Through the years, the Coal Men have traveled a lot of miles in mini-vans and rentals. We always like to catch up on tour drives and listen to music that's catching our ears. In my younger, long-hair, Fentress County, Tennessee, days, I had my silver-face SONY dual tape deck. I even DJ'd a few dances with it. Mostly, I loved making mixtapes of older songs and doodling on the Maxwell tape box blank cards. Here are some of my favorite cuts that have found their way from those old tapes into the long shows we do when we step outside of our own song catalog. — Dave Coleman
"Long Black Veil" — (Danny Dill/Marijohn Wilkin)
Johnny Cash's version was the one I heard the most growing up, but the Band's version blows me away these days. Lefty Frizzell had the first first hit with it back in 1959. It's a heartbreaking tune written from the vantage point of a corpse.
"Rain" — (John Lennon/Paul McCartney)
The Beatles' version is a masterpiece, but I learned the song from Singing Sergeant Washington, a local Tennessee band that I loved. I desperately wanted to be in that band as a 17-year-old. I finally got the chance to play guitar with them on my first gig in Nashville (at Obie's Pizza). The band, sadly, broke up. Heartbroken, I forged on and started my own group. I like to throw my best Hendrix-inspired psychedelic roots rock on the song these days. Fuzz and Sun.

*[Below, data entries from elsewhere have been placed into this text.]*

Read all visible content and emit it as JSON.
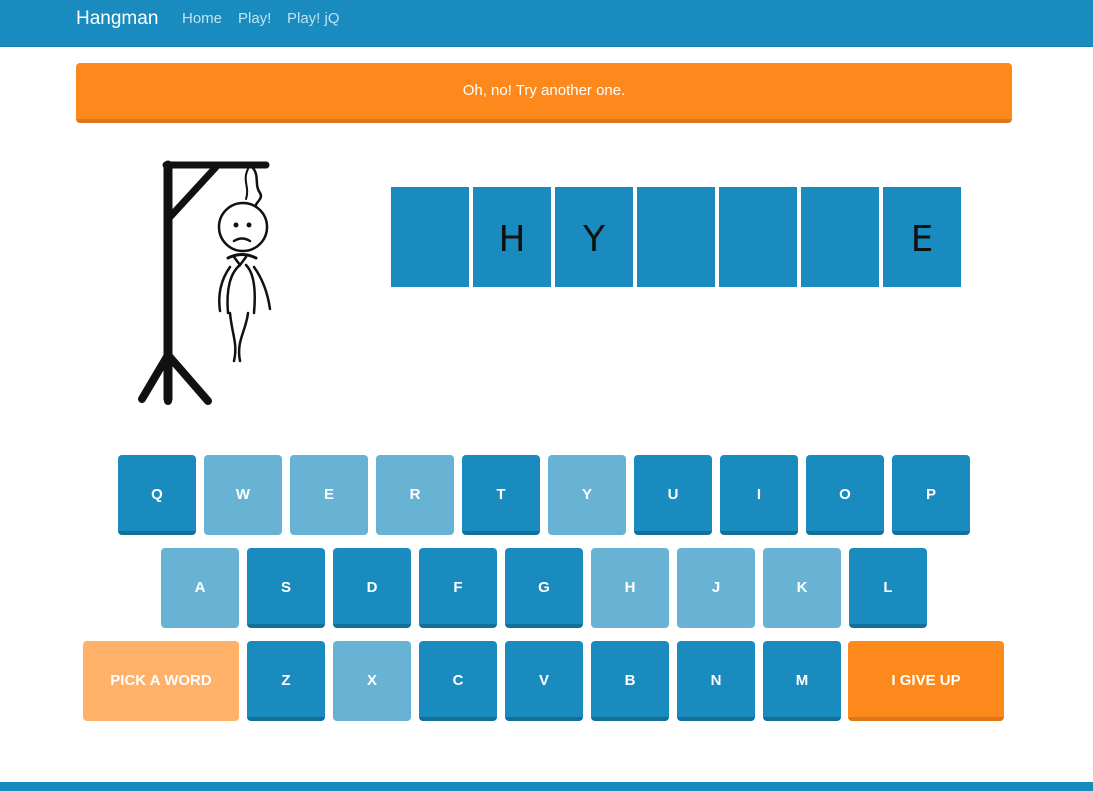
{
  "navbar": {
    "brand": "Hangman",
    "links": [
      "Home",
      "Play!",
      "Play! jQ"
    ]
  },
  "alert": {
    "message": "Oh, no! Try another one."
  },
  "word_slots": [
    "",
    "H",
    "Y",
    "",
    "",
    "",
    "E"
  ],
  "keyboard": {
    "row1": [
      {
        "label": "Q",
        "state": "active"
      },
      {
        "label": "W",
        "state": "used"
      },
      {
        "label": "E",
        "state": "used"
      },
      {
        "label": "R",
        "state": "used"
      },
      {
        "label": "T",
        "state": "active"
      },
      {
        "label": "Y",
        "state": "used"
      },
      {
        "label": "U",
        "state": "active"
      },
      {
        "label": "I",
        "state": "active"
      },
      {
        "label": "O",
        "state": "active"
      },
      {
        "label": "P",
        "state": "active"
      }
    ],
    "row2": [
      {
        "label": "A",
        "state": "used"
      },
      {
        "label": "S",
        "state": "active"
      },
      {
        "label": "D",
        "state": "active"
      },
      {
        "label": "F",
        "state": "active"
      },
      {
        "label": "G",
        "state": "active"
      },
      {
        "label": "H",
        "state": "used"
      },
      {
        "label": "J",
        "state": "used"
      },
      {
        "label": "K",
        "state": "used"
      },
      {
        "label": "L",
        "state": "active"
      }
    ],
    "row3": [
      {
        "label": "Z",
        "state": "active"
      },
      {
        "label": "X",
        "state": "used"
      },
      {
        "label": "C",
        "state": "active"
      },
      {
        "label": "V",
        "state": "active"
      },
      {
        "label": "B",
        "state": "active"
      },
      {
        "label": "N",
        "state": "active"
      },
      {
        "label": "M",
        "state": "active"
      }
    ],
    "pick_label": "PICK A WORD",
    "giveup_label": "I GIVE UP"
  },
  "colors": {
    "primary": "#1a8bbe",
    "primary_used": "#68b3d3",
    "warning": "#fd891d",
    "warning_light": "#ffb16a"
  },
  "icons": {
    "hangman": "hangman-figure-icon"
  }
}
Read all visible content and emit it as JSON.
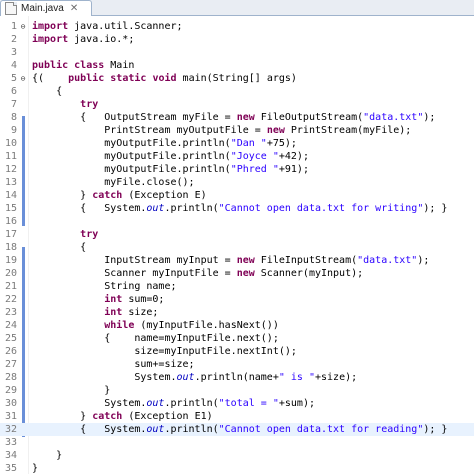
{
  "tab": {
    "label": "Main.java",
    "close": "✕",
    "icon": "java-file-icon"
  },
  "colors": {
    "keyword": "#7f0055",
    "string": "#2a00ff",
    "static_field": "#0000c0",
    "line_number": "#7b7b7b",
    "current_line": "#e8f2fe"
  },
  "current_line": 32,
  "lines": [
    {
      "n": "1",
      "fold": "⊖",
      "tokens": [
        [
          "kw",
          "import"
        ],
        [
          "t",
          " java.util.Scanner;"
        ]
      ]
    },
    {
      "n": "2",
      "tokens": [
        [
          "kw",
          "import"
        ],
        [
          "t",
          " java.io.*;"
        ]
      ]
    },
    {
      "n": "3",
      "tokens": []
    },
    {
      "n": "4",
      "tokens": [
        [
          "kw",
          "public"
        ],
        [
          "t",
          " "
        ],
        [
          "kw",
          "class"
        ],
        [
          "t",
          " Main"
        ]
      ]
    },
    {
      "n": "5",
      "fold": "⊖",
      "tokens": [
        [
          "t",
          "{(    "
        ],
        [
          "kw",
          "public"
        ],
        [
          "t",
          " "
        ],
        [
          "kw",
          "static"
        ],
        [
          "t",
          " "
        ],
        [
          "kw",
          "void"
        ],
        [
          "t",
          " main(String[] args)"
        ]
      ]
    },
    {
      "n": "6",
      "tokens": [
        [
          "t",
          "    {"
        ]
      ]
    },
    {
      "n": "7",
      "tokens": [
        [
          "t",
          "        "
        ],
        [
          "kw",
          "try"
        ]
      ]
    },
    {
      "n": "8",
      "tokens": [
        [
          "t",
          "        {   OutputStream myFile = "
        ],
        [
          "kw",
          "new"
        ],
        [
          "t",
          " FileOutputStream("
        ],
        [
          "str",
          "\"data.txt\""
        ],
        [
          "t",
          ");"
        ]
      ]
    },
    {
      "n": "9",
      "tokens": [
        [
          "t",
          "            PrintStream myOutputFile = "
        ],
        [
          "kw",
          "new"
        ],
        [
          "t",
          " PrintStream(myFile);"
        ]
      ]
    },
    {
      "n": "10",
      "tokens": [
        [
          "t",
          "            myOutputFile.println("
        ],
        [
          "str",
          "\"Dan \""
        ],
        [
          "t",
          "+75);"
        ]
      ]
    },
    {
      "n": "11",
      "tokens": [
        [
          "t",
          "            myOutputFile.println("
        ],
        [
          "str",
          "\"Joyce \""
        ],
        [
          "t",
          "+42);"
        ]
      ]
    },
    {
      "n": "12",
      "tokens": [
        [
          "t",
          "            myOutputFile.println("
        ],
        [
          "str",
          "\"Phred \""
        ],
        [
          "t",
          "+91);"
        ]
      ]
    },
    {
      "n": "13",
      "tokens": [
        [
          "t",
          "            myFile.close();"
        ]
      ]
    },
    {
      "n": "14",
      "tokens": [
        [
          "t",
          "        } "
        ],
        [
          "kw",
          "catch"
        ],
        [
          "t",
          " (Exception E)"
        ]
      ]
    },
    {
      "n": "15",
      "tokens": [
        [
          "t",
          "        {   System."
        ],
        [
          "fld",
          "out"
        ],
        [
          "t",
          ".println("
        ],
        [
          "str",
          "\"Cannot open data.txt for writing\""
        ],
        [
          "t",
          "); }"
        ]
      ]
    },
    {
      "n": "16",
      "tokens": []
    },
    {
      "n": "17",
      "tokens": [
        [
          "t",
          "        "
        ],
        [
          "kw",
          "try"
        ]
      ]
    },
    {
      "n": "18",
      "tokens": [
        [
          "t",
          "        {"
        ]
      ]
    },
    {
      "n": "19",
      "tokens": [
        [
          "t",
          "            InputStream myInput = "
        ],
        [
          "kw",
          "new"
        ],
        [
          "t",
          " FileInputStream("
        ],
        [
          "str",
          "\"data.txt\""
        ],
        [
          "t",
          ");"
        ]
      ]
    },
    {
      "n": "20",
      "tokens": [
        [
          "t",
          "            Scanner myInputFile = "
        ],
        [
          "kw",
          "new"
        ],
        [
          "t",
          " Scanner(myInput);"
        ]
      ]
    },
    {
      "n": "21",
      "tokens": [
        [
          "t",
          "            String name;"
        ]
      ]
    },
    {
      "n": "22",
      "tokens": [
        [
          "t",
          "            "
        ],
        [
          "kw",
          "int"
        ],
        [
          "t",
          " sum=0;"
        ]
      ]
    },
    {
      "n": "23",
      "tokens": [
        [
          "t",
          "            "
        ],
        [
          "kw",
          "int"
        ],
        [
          "t",
          " size;"
        ]
      ]
    },
    {
      "n": "24",
      "tokens": [
        [
          "t",
          "            "
        ],
        [
          "kw",
          "while"
        ],
        [
          "t",
          " (myInputFile.hasNext())"
        ]
      ]
    },
    {
      "n": "25",
      "tokens": [
        [
          "t",
          "            {    name=myInputFile.next();"
        ]
      ]
    },
    {
      "n": "26",
      "tokens": [
        [
          "t",
          "                 size=myInputFile.nextInt();"
        ]
      ]
    },
    {
      "n": "27",
      "tokens": [
        [
          "t",
          "                 sum+=size;"
        ]
      ]
    },
    {
      "n": "28",
      "tokens": [
        [
          "t",
          "                 System."
        ],
        [
          "fld",
          "out"
        ],
        [
          "t",
          ".println(name+"
        ],
        [
          "str",
          "\" is \""
        ],
        [
          "t",
          "+size);"
        ]
      ]
    },
    {
      "n": "29",
      "tokens": [
        [
          "t",
          "            }"
        ]
      ]
    },
    {
      "n": "30",
      "tokens": [
        [
          "t",
          "            System."
        ],
        [
          "fld",
          "out"
        ],
        [
          "t",
          ".println("
        ],
        [
          "str",
          "\"total = \""
        ],
        [
          "t",
          "+sum);"
        ]
      ]
    },
    {
      "n": "31",
      "tokens": [
        [
          "t",
          "        } "
        ],
        [
          "kw",
          "catch"
        ],
        [
          "t",
          " (Exception E1)"
        ]
      ]
    },
    {
      "n": "32",
      "tokens": [
        [
          "t",
          "        {   System."
        ],
        [
          "fld",
          "out"
        ],
        [
          "t",
          ".println("
        ],
        [
          "str",
          "\"Cannot open data.txt for reading\""
        ],
        [
          "t",
          "); }"
        ]
      ]
    },
    {
      "n": "33",
      "tokens": []
    },
    {
      "n": "34",
      "tokens": [
        [
          "t",
          "    }"
        ]
      ]
    },
    {
      "n": "35",
      "tokens": [
        [
          "t",
          "}"
        ]
      ]
    }
  ]
}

"Are You Experienced?" — (Jimi Hendrix)
My favorite mixtape I had was titled FOUR: it started with that many Jimi Hendrix instrumental songs I tracked down. It was stuff where he used extreme amounts of surf-sounding wah-wah pedal (i.e. "Hornet's Nest"). I later buzzed some of my other favorite songs onto it. The backwards guitar and drums in the song — along with the pounding quarter-note piano — are monumental. We now do a fun stripped-down roots rock version.
*Here are the Coal Men (with Pete Finney on pedal steel) from a few years ago down in Florida. Note the number four on my guitar — it came from the FOUR mixtape.
"Rock N Roll Girl" — (Paul Collins)
The Beat, a short-lived L.A. band, recorded this simple-but-perfect taste of power-pop delight. We do it fast, loud, and always for a gem of a bartender named George. The Paul Collins Beat did a record a few years ago that blew me away called Ribbon of Gold.
"Six Days on the Road" — (Dave Dudley)
It's been covered by tons of folks. What's the reason why? It might be the best truck-driving song ever. We just played a show with Mathew Ryan and I had to dedicate this one to him because he'd just "pulled out of Pittsburgh" to come down to Nashville to record his next record.
"Guitars, Cadillacs" – (Dwight Yoakam)
My life changed when I heard Dwight's original guitar player/producer Pete Anderson. Duane Jarvis told me a story about playing guitar with Dwight Yoakam on a Canadian tour. (Pete was producing the Meat Puppets at the time.) He went for the solo, and people were going crazy, and he thought he was on fire with the guitar. He turned around as Dwight was doing one of his killer dance moves. Sometimes it's not the notes you play, but how you shake them that counts, I guess. Jokes aside, this is a sad song about a land of "lost and wasted dreams" with a shuffle that won't stop.
"Everybody's Talkin'" — (Fred Neil)
I love Western movies and, when I was a kid, I rented Midnight Cowboy from Jamestown Video for a dollar. It is not, in fact, a Western. I still loved it, though. The version recorded by Harry Nilsson haunts the movie throughout in joyful, saddening beauty.
"Silver Wings" — (Merle Haggard)
In my opinion, this is the definition of a perfect song. One chorus and one verse. I cried when Merle died. We love to play this song for the travelers and the lonely ones they leave behind.
"Drive Back to You" — (Duane Jarvis)
I met Duane shortly after I moved to Nashville. He was my rock 'n' roll professor. He had this gritty and tasteful guitar playing with Brit-rock influenced songs. I toured a lot with him and we wrote dozens of songs together. This one was about his wife Denise. Duane passed away in 2009, but his music is still with me and lifts me up. I love to sing this song with the joy he brought to it.
"Jesus on the Mainline" — (Traditional arranged by Ry Cooder)
This song explains that beautiful relationship a Protestant has with the maker. You can talk to that friend any time you want — no busy signal, no answering machine. I'm a fan of traditional songs with a simple form. It allows the players to open up with confidence of the rock solid foundation underneath. That's something we could all use in our everyday lives. Ry Cooder's version has all of this hypnotic melodic playing that is as transcendental as it gets.